*** Opening of Data for analysis ***

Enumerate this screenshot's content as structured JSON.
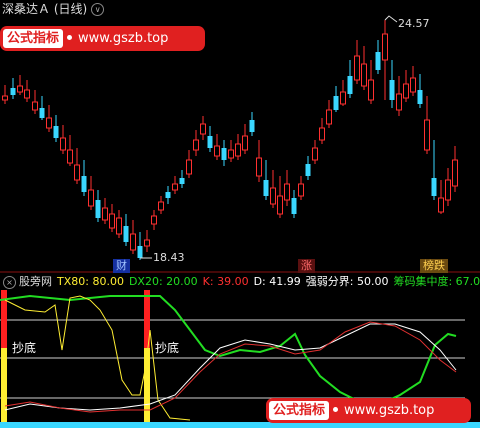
{
  "header": {
    "title": "深桑达Ａ (日线)",
    "circle_icon": "∨"
  },
  "badge_top": {
    "left": "公式指标",
    "url": "www.gszb.top"
  },
  "badge_bottom": {
    "left": "公式指标",
    "url": "www.gszb.top"
  },
  "price": {
    "high_label": "24.57",
    "low_label": "18.43"
  },
  "tags": {
    "cai": "财",
    "zhang": "涨",
    "bang": "榜跌"
  },
  "indicator": {
    "name": "股旁网",
    "tx": "TX80: 80.00",
    "dx": "DX20: 20.00",
    "k": "K: 39.00",
    "d": "D: 41.99",
    "strong": "强弱分界: 50.00",
    "chip": "筹码集中度: 67.0"
  },
  "signals": {
    "chaodi1": "抄底",
    "chaodi2": "抄底"
  },
  "colors": {
    "up": "#ff3030",
    "down": "#3ad7ff",
    "green": "#22dd22",
    "yellow": "#ffee33",
    "white": "#ffffff",
    "red": "#ff2020",
    "magenta": "#ff40ff"
  }
}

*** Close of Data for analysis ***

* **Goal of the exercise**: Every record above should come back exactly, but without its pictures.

* **Task result**:
Enumerate this screenshot's content as structured JSON.
{
  "header": {
    "title": "深桑达Ａ (日线)",
    "circle_icon": "∨"
  },
  "badge_top": {
    "left": "公式指标",
    "url": "www.gszb.top"
  },
  "badge_bottom": {
    "left": "公式指标",
    "url": "www.gszb.top"
  },
  "price": {
    "high_label": "24.57",
    "low_label": "18.43"
  },
  "tags": {
    "cai": "财",
    "zhang": "涨",
    "bang": "榜跌"
  },
  "indicator": {
    "name": "股旁网",
    "tx": "TX80: 80.00",
    "dx": "DX20: 20.00",
    "k": "K: 39.00",
    "d": "D: 41.99",
    "strong": "强弱分界: 50.00",
    "chip": "筹码集中度: 67.0"
  },
  "signals": {
    "chaodi1": "抄底",
    "chaodi2": "抄底"
  },
  "colors": {
    "up": "#ff3030",
    "down": "#3ad7ff",
    "green": "#22dd22",
    "yellow": "#ffee33",
    "white": "#ffffff",
    "red": "#ff2020",
    "magenta": "#ff40ff"
  }
}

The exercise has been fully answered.